  31. ^ TEDx Talks (17 October 2013), Biohacking – the forefront of a new kind of human evolution: Amal Graafstra at TEDxSFU, retrieved 5 May 2016
  32. ^ Motherboard (23 March 2017), Who Killed the Smart Gun?, retrieved 26 May 2017
  33. ^ "Vivokey – The future is waiting..." Retrieved 26 May 2017.
  34. ^ Borland, John. "Transcending the Human, DIY Style". Wired Magazine. Retrieved 30 November 2012.
  35. ^ Strong, Winslow. "Winslow's Bio". Biohack Yourself: Transcend Your Limits. Retrieved 3 December 2013.
  36. ^ "The DIY Cyborg – VICE".
  37. ^ "The Real Science Behind the Crazy Night Vision Eyedrops".
  38. ^ " – Firefly implants".
  39. ^ "DEF CON 23 – BioHacking Village – Alex Smith – Cloning Access Cards to Implants".

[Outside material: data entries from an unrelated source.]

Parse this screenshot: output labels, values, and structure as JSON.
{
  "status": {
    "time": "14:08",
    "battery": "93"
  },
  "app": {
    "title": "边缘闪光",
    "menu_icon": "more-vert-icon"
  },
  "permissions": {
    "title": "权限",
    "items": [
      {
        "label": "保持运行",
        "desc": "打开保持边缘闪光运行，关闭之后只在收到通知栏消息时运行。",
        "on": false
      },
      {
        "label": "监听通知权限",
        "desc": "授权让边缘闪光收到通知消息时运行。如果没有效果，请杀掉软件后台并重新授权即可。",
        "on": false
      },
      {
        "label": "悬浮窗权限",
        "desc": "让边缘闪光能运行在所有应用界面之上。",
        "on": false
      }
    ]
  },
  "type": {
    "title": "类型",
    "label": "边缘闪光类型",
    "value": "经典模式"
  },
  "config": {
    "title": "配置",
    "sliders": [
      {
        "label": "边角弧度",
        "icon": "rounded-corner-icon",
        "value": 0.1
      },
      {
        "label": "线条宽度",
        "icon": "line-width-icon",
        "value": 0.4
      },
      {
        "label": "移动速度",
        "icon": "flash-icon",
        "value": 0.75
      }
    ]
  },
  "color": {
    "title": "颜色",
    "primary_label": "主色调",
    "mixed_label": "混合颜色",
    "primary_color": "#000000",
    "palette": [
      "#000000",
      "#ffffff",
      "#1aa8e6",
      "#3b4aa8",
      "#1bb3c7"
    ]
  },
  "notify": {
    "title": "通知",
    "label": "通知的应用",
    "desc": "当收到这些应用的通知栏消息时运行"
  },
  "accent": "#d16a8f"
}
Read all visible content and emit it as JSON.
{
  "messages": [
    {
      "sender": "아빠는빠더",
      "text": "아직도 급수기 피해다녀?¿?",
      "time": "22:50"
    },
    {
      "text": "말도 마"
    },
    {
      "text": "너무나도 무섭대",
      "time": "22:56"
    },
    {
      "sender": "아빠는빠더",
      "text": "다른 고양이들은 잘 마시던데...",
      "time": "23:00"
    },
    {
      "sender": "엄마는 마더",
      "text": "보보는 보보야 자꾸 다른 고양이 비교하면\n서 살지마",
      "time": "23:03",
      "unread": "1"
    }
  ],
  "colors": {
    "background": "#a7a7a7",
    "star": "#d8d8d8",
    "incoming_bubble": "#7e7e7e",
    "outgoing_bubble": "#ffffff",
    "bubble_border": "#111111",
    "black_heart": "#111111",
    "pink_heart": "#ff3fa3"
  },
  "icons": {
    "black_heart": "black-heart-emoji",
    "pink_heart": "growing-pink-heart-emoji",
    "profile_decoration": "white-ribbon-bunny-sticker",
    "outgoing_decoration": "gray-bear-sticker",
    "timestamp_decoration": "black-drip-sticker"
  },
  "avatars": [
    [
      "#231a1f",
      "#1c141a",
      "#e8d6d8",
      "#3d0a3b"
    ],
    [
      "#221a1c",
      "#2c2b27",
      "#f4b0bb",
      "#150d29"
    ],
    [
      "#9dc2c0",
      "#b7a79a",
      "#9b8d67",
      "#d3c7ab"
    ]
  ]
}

  40. ^ "NBC Chicago – Human Body Merges With Technology in 'Biohacking' Trend".
  41. ^ Curtis, Sophie (27 May 2016). "Vibrating penises and bionic arms: The inventions turning people into CYBORGS".
  42. ^ "The real cyborgs – in-depth feature about people merging with machines".
  43. ^ Dujmovic, Jurica. "Biohackers implant computers, earbuds and antennas in their bodies".
  44. ^ "These Young Cyborgs Are Building the Future of Modern Medicine".
  45. ^ Regalado, Antonio. "One man's quest to hack his own genes". MIT Technology Review. Retrieved 23 April 2017.
  46. ^ a b Sainty, Lane (15 March 2018). "A Self-Described "Cyborg" Who Got A Travel Card Chip Implanted In His Hand Just Got A Ticket Fine". BuzzFeed News.
  47. ^ KSEC
  48. ^ KSEC Solutions
  49. ^ Voodoo body piercing
  50. ^ xNT
  51. ^ Vivokey
  52. ^ Duhaime-Ross, Arielle (May 4, 2016). "A Bitter Pill". The Verge. Retrieved June 14, 2016.
  53. ^ Hollinger, Veronica (July 1999). "Contemporary Trends in Science Fiction Criticism, 1980–1999". Science Fiction Studies. 26 (78). Retrieved December 31, 2020.
  54. ^ Brown, Pierce, 1988-. Red rising. London. ISBN 978-1-4447-5899-3. OCLC 903771340.CS1 maint: multiple names: authors list (link)
  55. ^ Biggs, Tim (19 December 2020). "Cyberpunk 2077 is a stunning achievement and a crying shame". The Sydney Morning Herald. Retrieved 31 December 2020.

External links[edit]